(ENTRIES SHOWN begins)
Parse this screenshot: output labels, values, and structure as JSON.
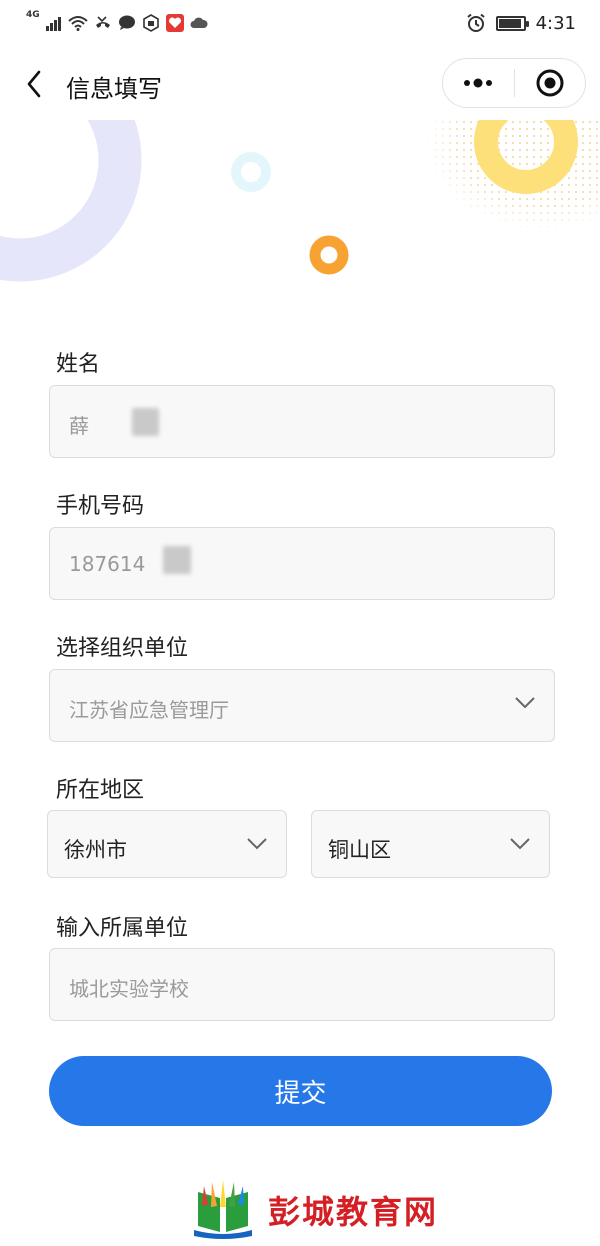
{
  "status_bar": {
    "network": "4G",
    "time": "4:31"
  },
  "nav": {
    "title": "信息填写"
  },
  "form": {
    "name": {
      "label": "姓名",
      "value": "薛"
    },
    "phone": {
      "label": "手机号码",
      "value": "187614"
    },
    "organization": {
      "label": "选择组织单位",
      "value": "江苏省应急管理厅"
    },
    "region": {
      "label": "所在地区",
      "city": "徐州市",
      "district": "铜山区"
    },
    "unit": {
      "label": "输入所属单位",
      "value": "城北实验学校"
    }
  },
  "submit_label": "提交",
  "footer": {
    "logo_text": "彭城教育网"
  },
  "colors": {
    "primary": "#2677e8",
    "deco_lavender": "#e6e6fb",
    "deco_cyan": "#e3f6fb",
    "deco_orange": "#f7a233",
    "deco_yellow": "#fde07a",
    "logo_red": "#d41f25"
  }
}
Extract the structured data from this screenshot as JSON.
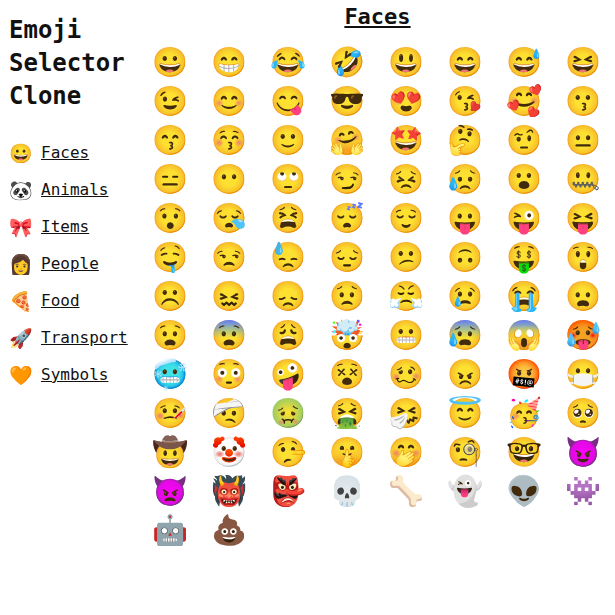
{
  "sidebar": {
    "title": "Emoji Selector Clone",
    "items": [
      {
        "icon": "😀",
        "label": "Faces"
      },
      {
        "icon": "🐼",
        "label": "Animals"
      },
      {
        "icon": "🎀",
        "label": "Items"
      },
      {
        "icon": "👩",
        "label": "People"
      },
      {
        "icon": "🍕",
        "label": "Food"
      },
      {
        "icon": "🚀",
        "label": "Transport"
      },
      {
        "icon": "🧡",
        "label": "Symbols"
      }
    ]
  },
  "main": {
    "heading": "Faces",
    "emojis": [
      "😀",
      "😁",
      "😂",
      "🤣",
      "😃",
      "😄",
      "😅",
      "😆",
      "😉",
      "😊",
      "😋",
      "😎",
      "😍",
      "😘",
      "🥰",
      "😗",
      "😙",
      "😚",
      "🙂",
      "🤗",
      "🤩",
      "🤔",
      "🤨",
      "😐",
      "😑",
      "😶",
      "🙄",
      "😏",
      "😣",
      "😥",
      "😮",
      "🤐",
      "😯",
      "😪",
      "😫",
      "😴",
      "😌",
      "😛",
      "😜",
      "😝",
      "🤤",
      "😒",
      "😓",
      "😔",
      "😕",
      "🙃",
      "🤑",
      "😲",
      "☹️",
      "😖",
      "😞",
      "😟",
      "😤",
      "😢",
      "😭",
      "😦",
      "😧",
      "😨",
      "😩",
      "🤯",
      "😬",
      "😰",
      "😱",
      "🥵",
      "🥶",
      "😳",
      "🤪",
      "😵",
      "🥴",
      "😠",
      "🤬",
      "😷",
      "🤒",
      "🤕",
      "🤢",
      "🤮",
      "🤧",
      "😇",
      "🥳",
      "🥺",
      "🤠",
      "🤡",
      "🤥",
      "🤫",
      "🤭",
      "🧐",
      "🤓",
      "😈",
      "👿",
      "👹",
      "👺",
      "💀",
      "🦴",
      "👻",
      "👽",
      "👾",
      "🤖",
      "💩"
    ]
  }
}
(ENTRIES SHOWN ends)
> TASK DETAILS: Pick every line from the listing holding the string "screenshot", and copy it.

> EXERCISE OUTPUT:
Parse this screenshot: output labels, values, and structure as JSON.
Extract the structured data from this screenshot as JSON.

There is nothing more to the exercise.